Pro-poor business law? On MKURABITA and the Legal Empowerment of Tanzania’s street vendors
- M. Lyons (2013). Hague Journal on the Rule of Law, 74-95
- Abstract: Micro-enterprise is important to surviving or escaping poverty in developing country cities. Micro-entrepreneurs, informal in terms of business and commercial law, are stigmatized, rendered liable to legal enforcement, their access to credit is limited, and the growth of their businesses is impeded. As intensive international efforts today address business informality among larger enterprises, the business-law informality of micro-enterprise has begun to attract scholarly and professional attention. Drawing on a desk study and field studies in Tanzania in 2007 and 2011, and focusing on street vendors, this paper investigates the potential of proposed Legal Empowerment reforms to overcome barriers and disincentives to micro-business formalisation. The proposed reforms could go a long way towards addressing these barriers but, echoing criticisms of the Commission for Legal Empowerment of the Poor, the reform process has only partially addressed the political obstacles to the acceptance of the reforms and the micro-entrepreneurs they are expected to legitimate. T.M.C. Asser Press and the Authors 2013.

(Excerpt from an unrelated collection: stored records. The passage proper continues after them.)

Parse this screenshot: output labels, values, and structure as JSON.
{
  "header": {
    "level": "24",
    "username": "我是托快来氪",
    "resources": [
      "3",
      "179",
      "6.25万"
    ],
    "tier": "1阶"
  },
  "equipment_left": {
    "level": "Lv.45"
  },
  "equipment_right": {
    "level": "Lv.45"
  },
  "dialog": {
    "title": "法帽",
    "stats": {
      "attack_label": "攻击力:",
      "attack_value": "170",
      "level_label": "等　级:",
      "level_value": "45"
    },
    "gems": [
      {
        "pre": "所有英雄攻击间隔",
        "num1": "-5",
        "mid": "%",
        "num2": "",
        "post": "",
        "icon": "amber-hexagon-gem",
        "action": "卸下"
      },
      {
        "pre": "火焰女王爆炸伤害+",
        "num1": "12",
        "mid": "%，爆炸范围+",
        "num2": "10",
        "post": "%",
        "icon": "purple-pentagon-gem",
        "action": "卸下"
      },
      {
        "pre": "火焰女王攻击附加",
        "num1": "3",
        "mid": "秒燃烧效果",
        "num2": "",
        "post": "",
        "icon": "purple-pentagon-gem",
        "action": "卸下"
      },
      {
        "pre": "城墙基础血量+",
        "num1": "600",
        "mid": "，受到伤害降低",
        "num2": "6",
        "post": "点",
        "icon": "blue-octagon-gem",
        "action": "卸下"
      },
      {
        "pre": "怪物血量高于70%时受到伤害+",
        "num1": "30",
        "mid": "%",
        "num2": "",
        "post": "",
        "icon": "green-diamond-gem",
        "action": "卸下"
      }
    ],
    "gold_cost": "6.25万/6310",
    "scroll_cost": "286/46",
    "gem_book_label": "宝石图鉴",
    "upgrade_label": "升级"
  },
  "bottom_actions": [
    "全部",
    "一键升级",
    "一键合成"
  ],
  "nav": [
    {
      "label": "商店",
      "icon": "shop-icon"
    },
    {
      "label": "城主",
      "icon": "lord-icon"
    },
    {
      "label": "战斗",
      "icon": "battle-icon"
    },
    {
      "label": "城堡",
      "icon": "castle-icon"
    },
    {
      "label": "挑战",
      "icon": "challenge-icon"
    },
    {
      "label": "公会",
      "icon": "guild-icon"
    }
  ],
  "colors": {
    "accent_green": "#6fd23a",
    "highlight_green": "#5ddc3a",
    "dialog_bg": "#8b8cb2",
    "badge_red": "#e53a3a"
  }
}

- Theme: Policy/support programmes
- Keywords: Micro-enterprise, MKURABITA, Pro-poor business law, Street vendors, Tanzania
- Reference type: Journal Article
- Geographic location: Tanzania, Africa, Global South